Dataset rows for apps and sites
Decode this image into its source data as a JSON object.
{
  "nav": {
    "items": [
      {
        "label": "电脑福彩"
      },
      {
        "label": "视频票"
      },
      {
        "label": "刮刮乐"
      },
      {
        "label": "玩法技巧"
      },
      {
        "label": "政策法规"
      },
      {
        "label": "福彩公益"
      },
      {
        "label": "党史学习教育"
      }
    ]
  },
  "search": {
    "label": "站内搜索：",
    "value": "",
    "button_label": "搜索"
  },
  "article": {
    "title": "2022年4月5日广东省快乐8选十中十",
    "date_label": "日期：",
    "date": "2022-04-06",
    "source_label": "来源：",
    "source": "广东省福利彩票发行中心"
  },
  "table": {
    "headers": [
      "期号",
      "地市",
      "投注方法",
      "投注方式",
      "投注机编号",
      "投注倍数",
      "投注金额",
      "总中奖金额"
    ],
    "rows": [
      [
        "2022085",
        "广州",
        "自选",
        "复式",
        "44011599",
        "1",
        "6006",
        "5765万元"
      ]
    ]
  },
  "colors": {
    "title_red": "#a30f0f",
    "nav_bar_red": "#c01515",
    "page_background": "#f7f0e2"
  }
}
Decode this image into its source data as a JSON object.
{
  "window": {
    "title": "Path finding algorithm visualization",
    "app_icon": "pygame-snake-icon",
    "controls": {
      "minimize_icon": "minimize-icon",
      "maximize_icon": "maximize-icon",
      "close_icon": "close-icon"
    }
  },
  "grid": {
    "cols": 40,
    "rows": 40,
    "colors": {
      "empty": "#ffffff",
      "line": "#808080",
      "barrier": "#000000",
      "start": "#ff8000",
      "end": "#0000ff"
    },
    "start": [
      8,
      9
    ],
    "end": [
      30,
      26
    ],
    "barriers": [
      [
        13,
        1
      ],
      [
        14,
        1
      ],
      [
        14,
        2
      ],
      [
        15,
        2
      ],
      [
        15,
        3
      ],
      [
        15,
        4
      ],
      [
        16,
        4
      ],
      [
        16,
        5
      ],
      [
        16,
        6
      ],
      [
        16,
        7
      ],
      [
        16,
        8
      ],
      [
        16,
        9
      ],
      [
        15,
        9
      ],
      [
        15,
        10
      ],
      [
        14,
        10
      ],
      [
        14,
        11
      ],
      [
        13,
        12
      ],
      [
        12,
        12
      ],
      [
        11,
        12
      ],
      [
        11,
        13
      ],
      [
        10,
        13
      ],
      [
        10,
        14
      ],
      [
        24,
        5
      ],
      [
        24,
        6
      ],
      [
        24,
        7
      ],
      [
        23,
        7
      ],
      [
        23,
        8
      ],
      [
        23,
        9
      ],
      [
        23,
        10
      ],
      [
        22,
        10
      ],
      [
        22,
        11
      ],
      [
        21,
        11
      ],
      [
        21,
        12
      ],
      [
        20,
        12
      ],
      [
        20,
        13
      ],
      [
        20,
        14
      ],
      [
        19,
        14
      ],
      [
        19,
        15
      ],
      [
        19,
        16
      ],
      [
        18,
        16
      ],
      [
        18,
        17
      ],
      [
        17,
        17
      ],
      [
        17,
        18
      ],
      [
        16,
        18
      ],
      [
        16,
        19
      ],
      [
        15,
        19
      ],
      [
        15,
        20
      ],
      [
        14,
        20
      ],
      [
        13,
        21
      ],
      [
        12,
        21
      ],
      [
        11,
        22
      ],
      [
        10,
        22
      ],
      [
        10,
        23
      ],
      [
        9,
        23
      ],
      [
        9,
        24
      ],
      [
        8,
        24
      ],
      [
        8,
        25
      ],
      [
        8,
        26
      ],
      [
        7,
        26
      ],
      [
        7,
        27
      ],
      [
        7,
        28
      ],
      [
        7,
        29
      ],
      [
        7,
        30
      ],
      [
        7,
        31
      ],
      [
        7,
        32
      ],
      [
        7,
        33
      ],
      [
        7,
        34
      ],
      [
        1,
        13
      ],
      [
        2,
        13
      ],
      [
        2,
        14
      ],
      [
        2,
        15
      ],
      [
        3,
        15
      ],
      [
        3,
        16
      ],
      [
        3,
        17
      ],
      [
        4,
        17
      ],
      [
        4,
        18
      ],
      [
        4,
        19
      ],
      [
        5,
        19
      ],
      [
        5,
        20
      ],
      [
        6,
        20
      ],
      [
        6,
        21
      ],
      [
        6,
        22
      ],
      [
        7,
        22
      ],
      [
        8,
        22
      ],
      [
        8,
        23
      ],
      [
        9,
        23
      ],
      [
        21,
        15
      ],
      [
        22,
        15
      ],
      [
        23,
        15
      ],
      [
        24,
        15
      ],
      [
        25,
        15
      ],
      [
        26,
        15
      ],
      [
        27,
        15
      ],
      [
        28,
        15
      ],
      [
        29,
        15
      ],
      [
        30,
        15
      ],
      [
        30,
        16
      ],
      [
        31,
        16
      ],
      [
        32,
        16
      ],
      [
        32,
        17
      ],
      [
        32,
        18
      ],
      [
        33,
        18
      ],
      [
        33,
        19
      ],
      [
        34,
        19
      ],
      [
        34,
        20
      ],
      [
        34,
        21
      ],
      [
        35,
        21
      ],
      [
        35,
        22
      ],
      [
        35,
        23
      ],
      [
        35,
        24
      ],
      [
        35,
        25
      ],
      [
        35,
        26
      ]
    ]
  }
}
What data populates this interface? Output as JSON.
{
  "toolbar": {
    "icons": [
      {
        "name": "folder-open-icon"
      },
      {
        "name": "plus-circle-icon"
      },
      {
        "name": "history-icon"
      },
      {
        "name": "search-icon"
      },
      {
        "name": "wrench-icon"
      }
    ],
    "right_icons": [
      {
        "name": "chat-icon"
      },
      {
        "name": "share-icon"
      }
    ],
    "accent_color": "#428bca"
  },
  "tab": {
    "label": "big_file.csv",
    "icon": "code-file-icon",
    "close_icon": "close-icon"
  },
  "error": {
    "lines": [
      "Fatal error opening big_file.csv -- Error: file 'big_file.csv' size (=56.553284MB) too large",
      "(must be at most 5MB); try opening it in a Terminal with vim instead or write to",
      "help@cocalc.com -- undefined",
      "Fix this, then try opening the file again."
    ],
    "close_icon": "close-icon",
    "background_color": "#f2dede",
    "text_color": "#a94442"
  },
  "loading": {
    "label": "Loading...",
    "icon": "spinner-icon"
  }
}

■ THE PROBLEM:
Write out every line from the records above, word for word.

■ SOLUTION BELOW:
Decode this image into its source data as a JSON object.
{
  "nav": {
    "items": [
      {
        "label": "电脑福彩"
      },
      {
        "label": "视频票"
      },
      {
        "label": "刮刮乐"
      },
      {
        "label": "玩法技巧"
      },
      {
        "label": "政策法规"
      },
      {
        "label": "福彩公益"
      },
      {
        "label": "党史学习教育"
      }
    ]
  },
  "search": {
    "label": "站内搜索：",
    "value": "",
    "button_label": "搜索"
  },
  "article": {
    "title": "2022年4月5日广东省快乐8选十中十",
    "date_label": "日期：",
    "date": "2022-04-06",
    "source_label": "来源：",
    "source": "广东省福利彩票发行中心"
  },
  "table": {
    "headers": [
      "期号",
      "地市",
      "投注方法",
      "投注方式",
      "投注机编号",
      "投注倍数",
      "投注金额",
      "总中奖金额"
    ],
    "rows": [
      [
        "2022085",
        "广州",
        "自选",
        "复式",
        "44011599",
        "1",
        "6006",
        "5765万元"
      ]
    ]
  },
  "colors": {
    "title_red": "#a30f0f",
    "nav_bar_red": "#c01515",
    "page_background": "#f7f0e2"
  }
}
Decode this image into its source data as a JSON object.
{
  "window": {
    "title": "Path finding algorithm visualization",
    "app_icon": "pygame-snake-icon",
    "controls": {
      "minimize_icon": "minimize-icon",
      "maximize_icon": "maximize-icon",
      "close_icon": "close-icon"
    }
  },
  "grid": {
    "cols": 40,
    "rows": 40,
    "colors": {
      "empty": "#ffffff",
      "line": "#808080",
      "barrier": "#000000",
      "start": "#ff8000",
      "end": "#0000ff"
    },
    "start": [
      8,
      9
    ],
    "end": [
      30,
      26
    ],
    "barriers": [
      [
        13,
        1
      ],
      [
        14,
        1
      ],
      [
        14,
        2
      ],
      [
        15,
        2
      ],
      [
        15,
        3
      ],
      [
        15,
        4
      ],
      [
        16,
        4
      ],
      [
        16,
        5
      ],
      [
        16,
        6
      ],
      [
        16,
        7
      ],
      [
        16,
        8
      ],
      [
        16,
        9
      ],
      [
        15,
        9
      ],
      [
        15,
        10
      ],
      [
        14,
        10
      ],
      [
        14,
        11
      ],
      [
        13,
        12
      ],
      [
        12,
        12
      ],
      [
        11,
        12
      ],
      [
        11,
        13
      ],
      [
        10,
        13
      ],
      [
        10,
        14
      ],
      [
        24,
        5
      ],
      [
        24,
        6
      ],
      [
        24,
        7
      ],
      [
        23,
        7
      ],
      [
        23,
        8
      ],
      [
        23,
        9
      ],
      [
        23,
        10
      ],
      [
        22,
        10
      ],
      [
        22,
        11
      ],
      [
        21,
        11
      ],
      [
        21,
        12
      ],
      [
        20,
        12
      ],
      [
        20,
        13
      ],
      [
        20,
        14
      ],
      [
        19,
        14
      ],
      [
        19,
        15
      ],
      [
        19,
        16
      ],
      [
        18,
        16
      ],
      [
        18,
        17
      ],
      [
        17,
        17
      ],
      [
        17,
        18
      ],
      [
        16,
        18
      ],
      [
        16,
        19
      ],
      [
        15,
        19
      ],
      [
        15,
        20
      ],
      [
        14,
        20
      ],
      [
        13,
        21
      ],
      [
        12,
        21
      ],
      [
        11,
        22
      ],
      [
        10,
        22
      ],
      [
        10,
        23
      ],
      [
        9,
        23
      ],
      [
        9,
        24
      ],
      [
        8,
        24
      ],
      [
        8,
        25
      ],
      [
        8,
        26
      ],
      [
        7,
        26
      ],
      [
        7,
        27
      ],
      [
        7,
        28
      ],
      [
        7,
        29
      ],
      [
        7,
        30
      ],
      [
        7,
        31
      ],
      [
        7,
        32
      ],
      [
        7,
        33
      ],
      [
        7,
        34
      ],
      [
        1,
        13
      ],
      [
        2,
        13
      ],
      [
        2,
        14
      ],
      [
        2,
        15
      ],
      [
        3,
        15
      ],
      [
        3,
        16
      ],
      [
        3,
        17
      ],
      [
        4,
        17
      ],
      [
        4,
        18
      ],
      [
        4,
        19
      ],
      [
        5,
        19
      ],
      [
        5,
        20
      ],
      [
        6,
        20
      ],
      [
        6,
        21
      ],
      [
        6,
        22
      ],
      [
        7,
        22
      ],
      [
        8,
        22
      ],
      [
        8,
        23
      ],
      [
        9,
        23
      ],
      [
        21,
        15
      ],
      [
        22,
        15
      ],
      [
        23,
        15
      ],
      [
        24,
        15
      ],
      [
        25,
        15
      ],
      [
        26,
        15
      ],
      [
        27,
        15
      ],
      [
        28,
        15
      ],
      [
        29,
        15
      ],
      [
        30,
        15
      ],
      [
        30,
        16
      ],
      [
        31,
        16
      ],
      [
        32,
        16
      ],
      [
        32,
        17
      ],
      [
        32,
        18
      ],
      [
        33,
        18
      ],
      [
        33,
        19
      ],
      [
        34,
        19
      ],
      [
        34,
        20
      ],
      [
        34,
        21
      ],
      [
        35,
        21
      ],
      [
        35,
        22
      ],
      [
        35,
        23
      ],
      [
        35,
        24
      ],
      [
        35,
        25
      ],
      [
        35,
        26
      ]
    ]
  }
}
What data populates this interface? Output as JSON.
{
  "toolbar": {
    "icons": [
      {
        "name": "folder-open-icon"
      },
      {
        "name": "plus-circle-icon"
      },
      {
        "name": "history-icon"
      },
      {
        "name": "search-icon"
      },
      {
        "name": "wrench-icon"
      }
    ],
    "right_icons": [
      {
        "name": "chat-icon"
      },
      {
        "name": "share-icon"
      }
    ],
    "accent_color": "#428bca"
  },
  "tab": {
    "label": "big_file.csv",
    "icon": "code-file-icon",
    "close_icon": "close-icon"
  },
  "error": {
    "lines": [
      "Fatal error opening big_file.csv -- Error: file 'big_file.csv' size (=56.553284MB) too large",
      "(must be at most 5MB); try opening it in a Terminal with vim instead or write to",
      "help@cocalc.com -- undefined",
      "Fix this, then try opening the file again."
    ],
    "close_icon": "close-icon",
    "background_color": "#f2dede",
    "text_color": "#a94442"
  },
  "loading": {
    "label": "Loading...",
    "icon": "spinner-icon"
  }
}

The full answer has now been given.